Cougars winger Alfie Seely, currently plying his trade for Keighley RUFC, revealed some of his frustration to the Keighley News earlier this week.

“The RFL have said that they (Cougars) have until Tuesday to pay us,” he said.

“I am owed money by the Cougars for the last two matches of the season in September, and they have been saying every week for weeks that they will pay us, and in the last week they have been saying every day that they will pay us.

“I still want to play for Cougars but we should have started pre-season training last Thursday.

“I have been training on my own for six weeks, but there is only so much that you can do yourself.”

Ritchie Hawkyard, who signed for Oldham recently, is owed around £2000 in unpaid wages and bonuses by the Cougars.

"They are trying to fob us off. It is stressing everyone out," he said.

"I had to borrow spending money off my mum for my holiday last month.

"For the lads who are students and playing for the Cougars, this is their only income.

"Where do we go from here?

"I was there for three years. People at the club keep saying we will be paid. It's been going on for months now."

We have also had the disgusting spectacle of Leigh owner Derek Beaumont implying that players who want their contracts honoured as causing his club financial problems.

Of course, he ignores the fact that he negotiated those contracts in the first place.

It is not just players who do not get paid either.

There are far too many stories that you hear about media outlets not paying people for work they have done.

Many of them are true.

Personally speaking, I am still owed five figures for work done over two years ago for a major UK rugby league website.

Other former colleagues were owed much more money than me too, with wages being unpaid for months.

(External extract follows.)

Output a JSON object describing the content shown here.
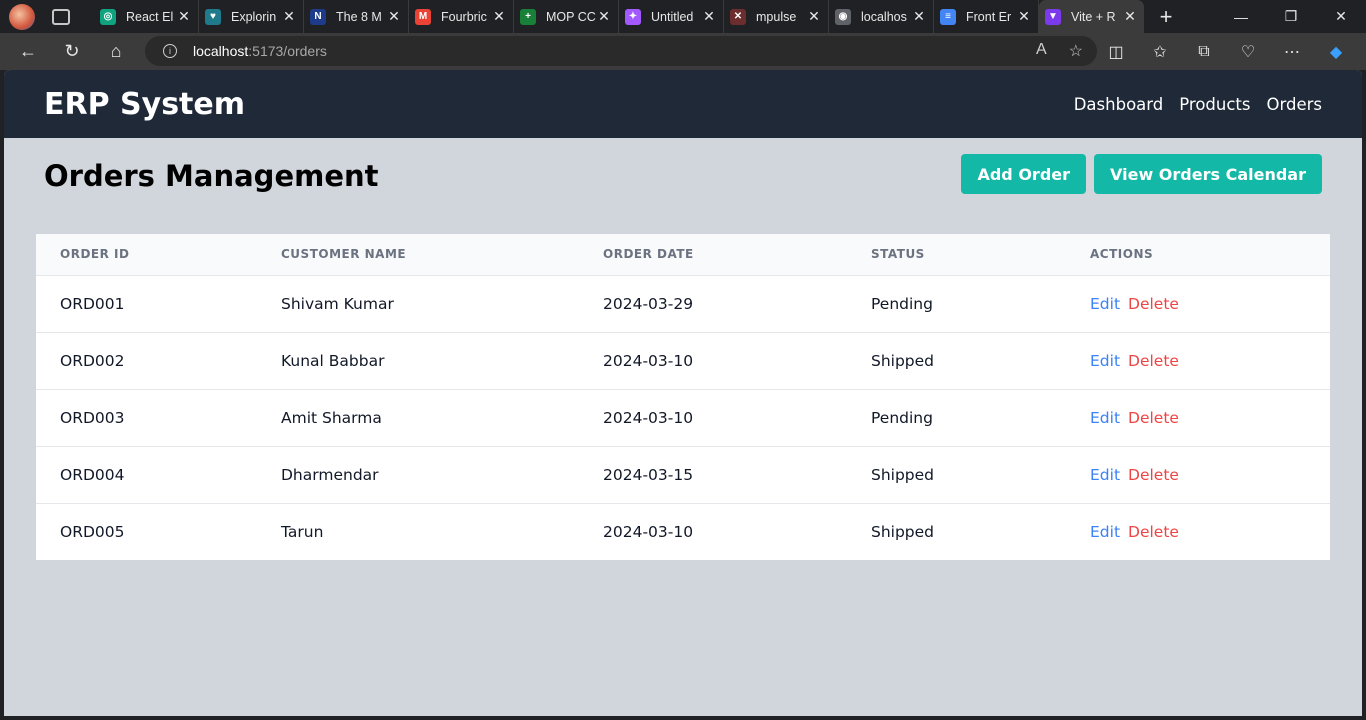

This wasn’t casual work either, but was supposed to be a regular job.

The website is still going, but only because the people to whom it owes money kept it going two years ago.

As is common in rugby league, our thanks was to be not paid the wages that had been agreed.

This situation leads to poor journalism too. Every rugby league journalist knows that their career hangs by a thread, that the chance of losing their job or not being paid for their work is high in this sport.

So sycophancy is rife, caution is king and no one wants to challenge the status quo. Stagnation kicks in.

Once stagnation is locked into the media, it brings everything else down, with promotion of the game being the first victim.

Check out the RFL website for the promotion of the New Zealand Test series to see what I mean.

Awful videos of Kiwis ‘amusingly’ trying to pronounce local dialects do not cut it at all when it comes to promoting the game.

If rugby league wants to be taken seriously as a professional sport in the UK it needs to be properly professional.

As things stand, we do not have a sufficiently high calibre of business person in the game to be properly professional.

There are too many dabblers, Walter Mitty types, and egoists who fasten onto a small sport to boost their own profile.

If we want to grow, we need money. To generate money, we need proper entrepreneurs who conduct their business in the right way.

As things stand, attracting those people to UK rugby league is possibly a demand too far.

Share this news story on your: